EXERCISE: The range starts at the line containing "What data populates" and ends at the last line of the records below. Reproduce those lines exactly.

[Start of section]

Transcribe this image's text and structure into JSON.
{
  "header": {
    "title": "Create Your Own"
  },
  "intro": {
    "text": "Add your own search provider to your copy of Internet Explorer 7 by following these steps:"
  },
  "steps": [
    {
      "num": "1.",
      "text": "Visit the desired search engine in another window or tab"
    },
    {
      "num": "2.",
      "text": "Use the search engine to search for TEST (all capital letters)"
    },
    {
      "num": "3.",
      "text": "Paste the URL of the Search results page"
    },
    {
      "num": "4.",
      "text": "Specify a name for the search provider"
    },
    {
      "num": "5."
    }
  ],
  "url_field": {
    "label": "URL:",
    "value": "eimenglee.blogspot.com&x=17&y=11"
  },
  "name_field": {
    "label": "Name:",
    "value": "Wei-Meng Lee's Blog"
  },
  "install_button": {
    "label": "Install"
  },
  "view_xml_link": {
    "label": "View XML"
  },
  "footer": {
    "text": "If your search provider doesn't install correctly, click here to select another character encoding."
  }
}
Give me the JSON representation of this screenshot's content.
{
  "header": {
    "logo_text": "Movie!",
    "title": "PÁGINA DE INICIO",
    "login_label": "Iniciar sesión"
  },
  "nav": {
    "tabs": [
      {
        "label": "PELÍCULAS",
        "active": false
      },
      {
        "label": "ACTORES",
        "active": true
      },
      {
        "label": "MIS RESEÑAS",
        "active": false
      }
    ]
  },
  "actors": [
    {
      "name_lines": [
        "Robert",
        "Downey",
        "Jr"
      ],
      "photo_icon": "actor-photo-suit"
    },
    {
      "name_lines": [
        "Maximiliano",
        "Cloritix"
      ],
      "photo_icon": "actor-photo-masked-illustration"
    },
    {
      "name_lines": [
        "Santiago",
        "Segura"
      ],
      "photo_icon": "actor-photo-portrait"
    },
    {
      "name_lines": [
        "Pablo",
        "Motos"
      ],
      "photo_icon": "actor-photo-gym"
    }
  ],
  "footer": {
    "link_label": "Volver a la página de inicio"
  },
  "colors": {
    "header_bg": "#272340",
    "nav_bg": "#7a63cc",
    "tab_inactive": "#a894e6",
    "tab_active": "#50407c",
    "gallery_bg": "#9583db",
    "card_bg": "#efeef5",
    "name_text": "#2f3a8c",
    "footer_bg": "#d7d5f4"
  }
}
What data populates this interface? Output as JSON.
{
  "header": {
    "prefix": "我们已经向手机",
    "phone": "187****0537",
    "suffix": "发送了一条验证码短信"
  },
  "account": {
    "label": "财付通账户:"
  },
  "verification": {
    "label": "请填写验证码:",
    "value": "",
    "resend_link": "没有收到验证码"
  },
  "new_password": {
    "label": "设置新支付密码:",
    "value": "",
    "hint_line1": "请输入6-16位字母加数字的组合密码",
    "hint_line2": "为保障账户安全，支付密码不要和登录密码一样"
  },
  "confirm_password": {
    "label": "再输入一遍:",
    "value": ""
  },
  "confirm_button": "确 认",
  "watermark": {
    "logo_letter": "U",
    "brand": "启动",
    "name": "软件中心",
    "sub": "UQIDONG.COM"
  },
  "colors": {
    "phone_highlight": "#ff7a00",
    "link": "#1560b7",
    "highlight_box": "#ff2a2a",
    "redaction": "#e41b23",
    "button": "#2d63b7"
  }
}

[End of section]

TASK OUTPUT:
What data populates this interface? Output as JSON.
{
  "header": {
    "prefix": "我们已经向手机",
    "phone": "187****0537",
    "suffix": "发送了一条验证码短信"
  },
  "account": {
    "label": "财付通账户:"
  },
  "verification": {
    "label": "请填写验证码:",
    "value": "",
    "resend_link": "没有收到验证码"
  },
  "new_password": {
    "label": "设置新支付密码:",
    "value": "",
    "hint_line1": "请输入6-16位字母加数字的组合密码",
    "hint_line2": "为保障账户安全，支付密码不要和登录密码一样"
  },
  "confirm_password": {
    "label": "再输入一遍:",
    "value": ""
  },
  "confirm_button": "确 认",
  "watermark": {
    "logo_letter": "U",
    "brand": "启动",
    "name": "软件中心",
    "sub": "UQIDONG.COM"
  },
  "colors": {
    "phone_highlight": "#ff7a00",
    "link": "#1560b7",
    "highlight_box": "#ff2a2a",
    "redaction": "#e41b23",
    "button": "#2d63b7"
  }
}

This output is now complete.